  • The feet of a tiger, when dipped in palm oil and hung in front of a door, are said to diminish the likelihood of evil spirits from entering.
  • Tiger’s skin is said to cure a fever caused by ghosts. To use it effectively, the user must sit on the tiger’s skin, but beware. If too much time is spent on the tiger’s skin, legend says the user will become a tiger.
  • Adding honey to the gallstones and applying the combination to the hands and feet is said to effectively treat abscesses.
  • Burnt tiger hair can allegedly drive away centipedes.
  • Mixing the brain of a tiger with oil and rubbing the mixture on your body is an alleged cure for both laziness and acne.
  • Rolling the eyeballs into pills is an alleged remedy for convulsions.
  • The whiskers are used to cure toothaches.
  • One will allegedly possess courage and shall be protected from sudden fright by wearing a tiger’s claw as a piece of jewellery or carrying one in a pocket.
  • Strength, cunning, and courage can allegedly be obtained by consuming a tiger’s heart.
  • Floating ribs of a tiger are considered a good luck talisman.
  • The tiger’s penis is said to be an aphrodisiac.
  • Small bones in a tiger’s feet tied to a child’s wrists are said to be a sure cure for convulsions.

Population estimate

The global wild tiger population is estimated at anywhere between 3,062 and 3,948 individuals.

The World Wide Fund for Nature estimates the tiger population at 3,200. 

The exact number of wild tigers is unknown, as many estimates are outdated or come from educated guesses.
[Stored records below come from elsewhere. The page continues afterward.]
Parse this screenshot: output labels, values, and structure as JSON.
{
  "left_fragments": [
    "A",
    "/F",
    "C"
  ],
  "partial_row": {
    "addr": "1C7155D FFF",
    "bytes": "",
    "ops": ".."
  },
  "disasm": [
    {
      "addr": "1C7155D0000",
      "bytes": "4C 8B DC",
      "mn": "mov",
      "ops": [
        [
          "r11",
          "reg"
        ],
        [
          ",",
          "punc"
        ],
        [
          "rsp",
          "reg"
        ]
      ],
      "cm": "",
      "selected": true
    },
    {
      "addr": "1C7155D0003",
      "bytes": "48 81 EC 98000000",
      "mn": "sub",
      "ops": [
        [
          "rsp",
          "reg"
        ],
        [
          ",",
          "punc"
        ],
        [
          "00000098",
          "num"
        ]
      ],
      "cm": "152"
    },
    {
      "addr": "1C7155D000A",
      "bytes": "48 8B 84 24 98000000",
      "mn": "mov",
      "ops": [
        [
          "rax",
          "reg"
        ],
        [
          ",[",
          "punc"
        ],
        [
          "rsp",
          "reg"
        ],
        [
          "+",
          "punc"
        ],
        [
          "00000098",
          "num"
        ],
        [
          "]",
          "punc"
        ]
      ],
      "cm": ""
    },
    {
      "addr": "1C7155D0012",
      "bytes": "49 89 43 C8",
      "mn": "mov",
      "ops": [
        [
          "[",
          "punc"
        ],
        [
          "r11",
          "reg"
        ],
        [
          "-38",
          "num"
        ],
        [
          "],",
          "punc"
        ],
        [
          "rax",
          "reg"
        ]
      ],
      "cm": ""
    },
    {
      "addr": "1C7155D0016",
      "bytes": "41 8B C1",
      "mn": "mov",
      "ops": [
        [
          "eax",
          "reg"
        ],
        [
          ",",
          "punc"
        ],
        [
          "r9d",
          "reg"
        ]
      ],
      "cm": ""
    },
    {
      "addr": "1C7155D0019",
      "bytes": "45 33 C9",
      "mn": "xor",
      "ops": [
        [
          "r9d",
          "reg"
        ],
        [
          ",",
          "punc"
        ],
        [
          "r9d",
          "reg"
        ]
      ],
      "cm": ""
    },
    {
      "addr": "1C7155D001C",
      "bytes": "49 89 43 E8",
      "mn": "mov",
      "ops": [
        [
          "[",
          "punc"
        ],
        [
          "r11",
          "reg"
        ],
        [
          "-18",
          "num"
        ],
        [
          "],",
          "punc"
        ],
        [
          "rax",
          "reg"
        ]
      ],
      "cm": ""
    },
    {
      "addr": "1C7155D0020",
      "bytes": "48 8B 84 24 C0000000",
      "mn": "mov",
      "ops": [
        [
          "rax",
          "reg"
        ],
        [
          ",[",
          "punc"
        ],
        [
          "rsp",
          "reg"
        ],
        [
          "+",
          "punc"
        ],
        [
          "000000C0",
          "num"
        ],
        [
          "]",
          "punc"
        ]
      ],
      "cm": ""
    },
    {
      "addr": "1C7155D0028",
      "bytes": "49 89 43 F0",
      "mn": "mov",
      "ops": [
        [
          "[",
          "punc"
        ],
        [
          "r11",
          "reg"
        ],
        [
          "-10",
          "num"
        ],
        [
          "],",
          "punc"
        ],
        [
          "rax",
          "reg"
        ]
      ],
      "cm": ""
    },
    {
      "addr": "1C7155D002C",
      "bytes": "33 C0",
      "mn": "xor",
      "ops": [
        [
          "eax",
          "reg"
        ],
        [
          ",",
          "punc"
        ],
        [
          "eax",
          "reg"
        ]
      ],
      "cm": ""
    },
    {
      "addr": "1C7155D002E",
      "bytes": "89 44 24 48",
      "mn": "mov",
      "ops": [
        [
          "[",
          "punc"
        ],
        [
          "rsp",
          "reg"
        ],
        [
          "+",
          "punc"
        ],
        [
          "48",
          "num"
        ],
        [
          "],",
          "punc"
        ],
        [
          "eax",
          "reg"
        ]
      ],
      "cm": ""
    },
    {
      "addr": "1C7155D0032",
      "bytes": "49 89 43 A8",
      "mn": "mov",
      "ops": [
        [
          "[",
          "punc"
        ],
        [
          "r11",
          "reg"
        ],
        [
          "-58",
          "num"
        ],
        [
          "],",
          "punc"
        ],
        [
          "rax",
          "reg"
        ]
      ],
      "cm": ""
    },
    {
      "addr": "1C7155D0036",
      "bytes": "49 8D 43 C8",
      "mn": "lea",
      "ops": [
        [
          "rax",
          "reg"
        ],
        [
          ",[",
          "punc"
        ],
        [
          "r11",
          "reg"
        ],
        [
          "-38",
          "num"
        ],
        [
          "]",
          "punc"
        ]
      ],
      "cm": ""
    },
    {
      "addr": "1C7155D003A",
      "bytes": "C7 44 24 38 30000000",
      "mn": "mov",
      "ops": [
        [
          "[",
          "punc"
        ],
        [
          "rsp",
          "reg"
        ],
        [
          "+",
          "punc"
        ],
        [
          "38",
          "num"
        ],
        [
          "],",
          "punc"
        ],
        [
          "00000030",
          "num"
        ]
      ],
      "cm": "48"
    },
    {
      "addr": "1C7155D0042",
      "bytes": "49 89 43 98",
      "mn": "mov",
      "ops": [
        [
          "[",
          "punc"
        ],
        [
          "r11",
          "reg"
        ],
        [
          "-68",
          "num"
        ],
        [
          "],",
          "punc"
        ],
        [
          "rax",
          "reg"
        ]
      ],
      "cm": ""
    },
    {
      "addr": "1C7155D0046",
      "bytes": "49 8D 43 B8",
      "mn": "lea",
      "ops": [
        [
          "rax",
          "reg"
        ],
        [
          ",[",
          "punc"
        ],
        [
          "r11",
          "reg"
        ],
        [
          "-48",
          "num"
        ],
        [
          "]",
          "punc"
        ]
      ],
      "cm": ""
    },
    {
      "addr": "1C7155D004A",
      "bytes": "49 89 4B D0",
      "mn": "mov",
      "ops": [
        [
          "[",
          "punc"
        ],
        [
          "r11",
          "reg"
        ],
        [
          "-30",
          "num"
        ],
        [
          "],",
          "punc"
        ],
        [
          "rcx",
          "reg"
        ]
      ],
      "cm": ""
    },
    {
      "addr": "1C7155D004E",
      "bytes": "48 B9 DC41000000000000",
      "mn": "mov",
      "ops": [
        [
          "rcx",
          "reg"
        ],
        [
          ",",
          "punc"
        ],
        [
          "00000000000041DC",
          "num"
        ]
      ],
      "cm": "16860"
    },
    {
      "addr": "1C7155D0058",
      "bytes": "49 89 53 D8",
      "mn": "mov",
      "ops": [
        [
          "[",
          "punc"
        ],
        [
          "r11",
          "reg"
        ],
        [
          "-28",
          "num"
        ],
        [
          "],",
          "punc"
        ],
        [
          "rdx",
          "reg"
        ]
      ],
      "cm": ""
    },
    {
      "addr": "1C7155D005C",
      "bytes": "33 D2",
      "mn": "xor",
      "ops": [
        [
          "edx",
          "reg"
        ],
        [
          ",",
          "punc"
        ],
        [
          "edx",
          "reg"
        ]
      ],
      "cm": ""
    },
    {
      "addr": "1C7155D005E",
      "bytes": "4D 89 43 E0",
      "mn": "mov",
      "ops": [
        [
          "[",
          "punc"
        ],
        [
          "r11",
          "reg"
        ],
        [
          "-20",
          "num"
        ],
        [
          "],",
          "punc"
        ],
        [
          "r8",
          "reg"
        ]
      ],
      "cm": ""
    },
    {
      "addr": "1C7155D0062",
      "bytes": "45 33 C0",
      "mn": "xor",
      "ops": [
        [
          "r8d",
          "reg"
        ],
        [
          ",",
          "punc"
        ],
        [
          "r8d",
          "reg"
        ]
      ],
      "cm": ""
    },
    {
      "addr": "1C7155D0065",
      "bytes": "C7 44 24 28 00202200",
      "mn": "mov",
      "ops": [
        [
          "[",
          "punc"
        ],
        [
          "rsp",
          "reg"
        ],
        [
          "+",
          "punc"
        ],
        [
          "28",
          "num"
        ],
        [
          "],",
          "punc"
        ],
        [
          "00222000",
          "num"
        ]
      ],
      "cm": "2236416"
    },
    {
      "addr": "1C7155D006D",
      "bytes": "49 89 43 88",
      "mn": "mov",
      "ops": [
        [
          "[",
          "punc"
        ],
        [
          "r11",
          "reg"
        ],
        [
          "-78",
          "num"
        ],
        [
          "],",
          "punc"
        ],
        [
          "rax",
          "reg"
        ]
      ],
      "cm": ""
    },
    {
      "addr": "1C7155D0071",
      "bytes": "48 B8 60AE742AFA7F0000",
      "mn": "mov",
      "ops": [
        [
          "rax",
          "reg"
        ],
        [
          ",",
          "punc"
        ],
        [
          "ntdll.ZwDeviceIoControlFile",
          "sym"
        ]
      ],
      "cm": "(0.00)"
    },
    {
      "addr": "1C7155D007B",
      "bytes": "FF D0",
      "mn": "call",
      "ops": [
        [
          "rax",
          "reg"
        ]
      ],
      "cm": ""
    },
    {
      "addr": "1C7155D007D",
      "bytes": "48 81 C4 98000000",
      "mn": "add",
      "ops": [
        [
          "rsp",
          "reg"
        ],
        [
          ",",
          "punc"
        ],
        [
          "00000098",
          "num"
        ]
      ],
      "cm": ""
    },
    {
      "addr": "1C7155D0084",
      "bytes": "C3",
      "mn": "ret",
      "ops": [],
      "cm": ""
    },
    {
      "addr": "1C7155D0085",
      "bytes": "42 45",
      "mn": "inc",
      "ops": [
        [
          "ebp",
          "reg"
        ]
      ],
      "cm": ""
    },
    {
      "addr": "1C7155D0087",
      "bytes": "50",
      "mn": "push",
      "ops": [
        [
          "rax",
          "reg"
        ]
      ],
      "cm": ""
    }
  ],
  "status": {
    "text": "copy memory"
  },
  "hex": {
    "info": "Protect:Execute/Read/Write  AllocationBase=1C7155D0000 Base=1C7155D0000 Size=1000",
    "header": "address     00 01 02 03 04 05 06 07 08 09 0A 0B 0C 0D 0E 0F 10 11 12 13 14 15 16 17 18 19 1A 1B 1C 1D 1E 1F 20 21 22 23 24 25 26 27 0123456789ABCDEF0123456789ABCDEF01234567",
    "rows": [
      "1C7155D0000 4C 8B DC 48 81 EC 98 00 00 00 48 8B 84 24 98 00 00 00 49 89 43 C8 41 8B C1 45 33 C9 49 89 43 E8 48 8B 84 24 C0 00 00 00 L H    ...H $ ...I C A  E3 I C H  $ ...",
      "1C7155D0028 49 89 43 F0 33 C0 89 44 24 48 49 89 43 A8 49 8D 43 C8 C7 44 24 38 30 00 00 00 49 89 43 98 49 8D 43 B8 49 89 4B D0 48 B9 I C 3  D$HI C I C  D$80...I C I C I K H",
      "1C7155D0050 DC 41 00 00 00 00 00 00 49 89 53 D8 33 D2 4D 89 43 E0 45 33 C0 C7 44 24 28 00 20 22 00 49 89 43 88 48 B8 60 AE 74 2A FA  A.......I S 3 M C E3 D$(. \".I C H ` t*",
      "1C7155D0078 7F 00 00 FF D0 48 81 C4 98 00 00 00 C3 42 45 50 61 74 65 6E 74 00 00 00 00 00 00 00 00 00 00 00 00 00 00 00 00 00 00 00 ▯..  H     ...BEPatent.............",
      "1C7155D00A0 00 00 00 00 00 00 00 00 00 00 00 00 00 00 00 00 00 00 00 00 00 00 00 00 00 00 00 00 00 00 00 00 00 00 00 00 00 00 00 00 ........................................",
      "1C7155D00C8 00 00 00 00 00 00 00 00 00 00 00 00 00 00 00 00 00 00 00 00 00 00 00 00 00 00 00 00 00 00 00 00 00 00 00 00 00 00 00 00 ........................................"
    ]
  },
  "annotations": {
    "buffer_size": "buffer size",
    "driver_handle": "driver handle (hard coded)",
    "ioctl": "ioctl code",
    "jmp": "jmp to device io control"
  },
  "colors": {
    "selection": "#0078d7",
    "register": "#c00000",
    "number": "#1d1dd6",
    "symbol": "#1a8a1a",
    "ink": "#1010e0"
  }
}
Few estimates are considered reliable, coming from comprehensive scientific censuses.

The table shows estimates per country according to IUCN and range country governments:

Country Estimate
Bangladesh Bangladesh 440
Bhutan Bhutan 75
Cambodia Cambodia 20
China China 45
India India 1,706
Indonesia Indonesia 325
Laos Laos 17
Malaysia Malaysia 500
Myanmar Myanmar 85
Nepal Nepal 155
North Korea North Korea n/a
Russia Russia 360
Thailand Thailand 200
Vietnam Vietnam 20
Total 3,948


Save the Tigers, YOU can make a difference!

Join us as ONE VOICE to:

Reduce demand for illegal wildlife parts and products by encouraging others to ask questions and get the facts before buying any wildlife or plant product.

Push governments to protect threatened animal populations by increasing law enforcement, imposing strict deterrents, reducing demand for endangered species products.

Speak up on behalf of those on the frontlines being threatened by armed poachers so they are properly equipped, trained and compensated.